Interested in reading more of my thoughts on music, click below.

Monday, August 14, 2023

Embracing the Second Life: A Musical Journey of Transformation

 "We have two lives. The second starts when you realize you only have one." This timeless saying by Confucius has been the backdrop to the most transformative journey of my life, a journey that began with a seemingly simple, yet very difficult decision—to give up the tenor sax and embrace the soprano saxophone as my new musical voice.


Before my rebirth musically, if you will, I was a tenor saxophonist cruising along a path that, though had its share of frustration, felt familiar. My career was steady, my skills were honed, and yet, there was a lingering sense of unexplored territory. It was as if I was navigating a comfortable musical stream, but beyond the horizon, an ocean of undiscovered music and creativity beckoned me.

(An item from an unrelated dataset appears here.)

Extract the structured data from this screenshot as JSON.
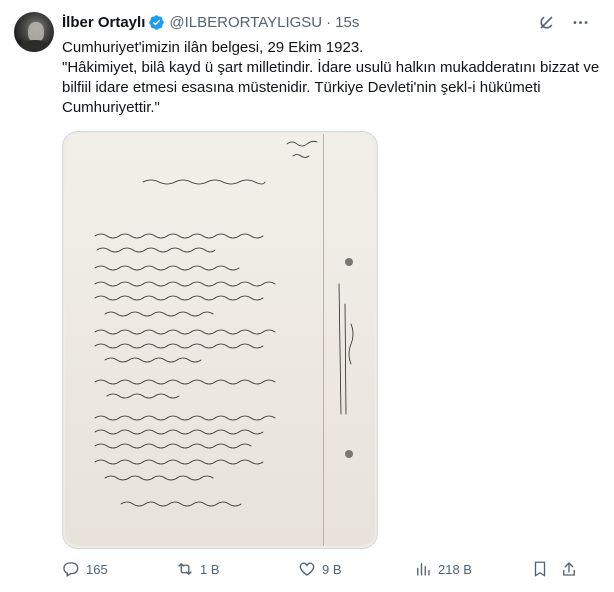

And then, it happened—I had music epiphany that sent ripples through my artistic soul. I decided to pick up the soprano sax, a decision that marked the beginning of my second life—a life where I would approach music with fresh eyes and an open heart.


Transitioning to the soprano sax was not just a change of instrument; it was a plunge into uncharted waters. And I'll be the first to admit that at times, I felt as though I was going to drown. The soprano saxophone's voice was higher, its nuances demanded a new understanding, and its tonal palette expanded my sonic vocabulary. As I navigated this new terrain, I discovered new types of music and improvisation that were previously beyond my understanding and general interests. I discovered different kinds of melodies, new tonal systems and a way of improvising that was less centered around theory and standard jazz vocabulary, and more about human emotion.


The journey of my second life led me to cross paths with a diverse group of artists and musicians. Collaborations that would have remained elusive if I hadn't embraced this new path.  I found myself collaborating with individuals from non-jazz genres, each bringing a unique perspective that enriched my musicality. Through our collaborations, I was able to tap into unexplored facets of my own artistry, a testament to the profound wisdom encapsulated in Confucius' saying. 


Looking back at my journey, I am reminded that we have the power to shape our lives, to birth a second life that is driven by our passions and guided by the wisdom that time is restless and waits for no one. Embracing the soprano sax was merely the catalyst for an new world that touched every facet of my existence, from becoming a family person, having a full-time teaching position, writing books, becoming a home owner, and just enjoying life in general. It was the embodiment of Confucius' saying—a reminder that the second life starts when we grasp the fleeting nature of existence and dive headfirst into the vast ocean of possibility.


When things are not going well, we often feel that the answer lies in tying to perfect our birth life. Maybe what we need is to be reborn.

Embracing Authentic Confidence, Beyond the Illusion of Perfection

My struggles with confidence has been a constant companion throughout my life's journey, with and without my horn. I certainly have my g...